The railway was opened on 27th June 1898 and it was electrified in 1948. It is the only light local railway in the province of Utrecht that has overhead wires and it is the only one that is still in service today. Originally, the NCS had its own station in Baarn. It was close to today’s station, which was owned by competitor HSM at the time. The NCS station was closed in 1948 and passenger trains stop at the main station in Baarn since then. The old NCS station has been preserved. It is now restaurant De Generaal.

Between Eem and Eng

The line curves around the sandy hill on which the town of Soest has been built, called the Eng. It continues through the valley (actually a polder) of the Eem river towards Baarn. The Eng is a leftover from the last ice age. The ice from the north-pole was pushed all the way to here, leaving a big pile of sand. Soest was built along the edge.

The Eem river runs from Amersfoort via Soest and Baarn to the IJsselmeer, the big central lake of Holland. The railway passes through the forest and several sand drifts near Soest, which is pretty unique for The Netherlands. Near Baarn, the landscape changes into a flat polder. The changing scenery makes this branch line a really interesting setting for a model railway.

Until the 19th century, the Soest area was remote and desolate. That changed completely when the railway was built. The rich and famous soon discovered Soest as an excellent place to spend their time off. Many of them had beautiful villas built. Baarn, Soest and other towns changed from poor farmers’ villages to fashionable towns almost overnight. You can still see a lot of these villas when you drive through the area today.

Royal passengers

As you might know, the Duth royal family has been living in this area for a long time. Soestdijk Palace and Drakestijn Castle (private property of former queen Beatrix) are very close to the railway line. Soestdijk even has its own station. The royal family used to travel by train occasionally in the old days. At Baarn and Soestdijk were special royal waiting rooms. At Soestdijk a special roof was built over the platform, so the queen could get into the awaiting train without getting wet. Soestdijk must the smallest station in the world with a royal waiting room.

The little railway saw an impressive amount of goods traffic. At Soest station alone were several coal merchants and cattle ramps with their own sidings. Various companies had warehouses and workshops at Baarn station. Just about everything was transported by the local railway, but it never saw really long goods trains. It was after all, only a light local railway.

The scale model

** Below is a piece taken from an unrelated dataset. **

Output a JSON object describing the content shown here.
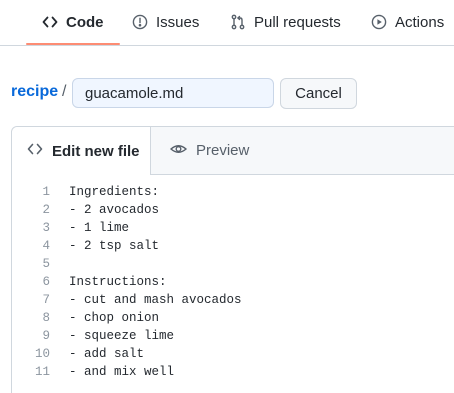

The layout is not intended to be an exact copy of the real situation. The stations and the landscape come close to the prototype, but parts of the plan are fictional. Buitenlust tries to paint the picture of the old Dutch local railways. It is a country setting with small trains and a relaxed timetable.

Buitenlust is set in the late 50’s, early 60’s. In reality, the single track through Soest had long been electrified by then. The old NCS station at Baarn was no longer used for passenger trains, but continued to serve goods trains until the tracks were finally taken up in the late 70’s.

At Buitenlust I have given reality a twist at this point. The branch line is not electrified yet and the NCS station is still being used by passenger trains, operated by diesel engines. This was actually the case at many other branch lines in Holland at the time.

Soest and Baarn NCS

Of course, you can't model a complete branch line, especially if you're working in O gauge. Buitenlust features two stations of the line: Baarn NCS and Soest. The layouts of both stations have been shortened and are a bit simplified. Despite the limitations of space, I try to work to the original drawings and photographs as much as possible. The buildings are made by laser cutting sheets of MDF. Supporting walls and roofs are made from foamboard. I also use 3D printing and etching techniques to create the parts I need.

Follow the progress of Buitenlust in the building report.

More information about the Utrecht-Soest-Baarn line can be found on Nico Spilt's website.

© Huib Maaskant - Alle rechten voorbehouden -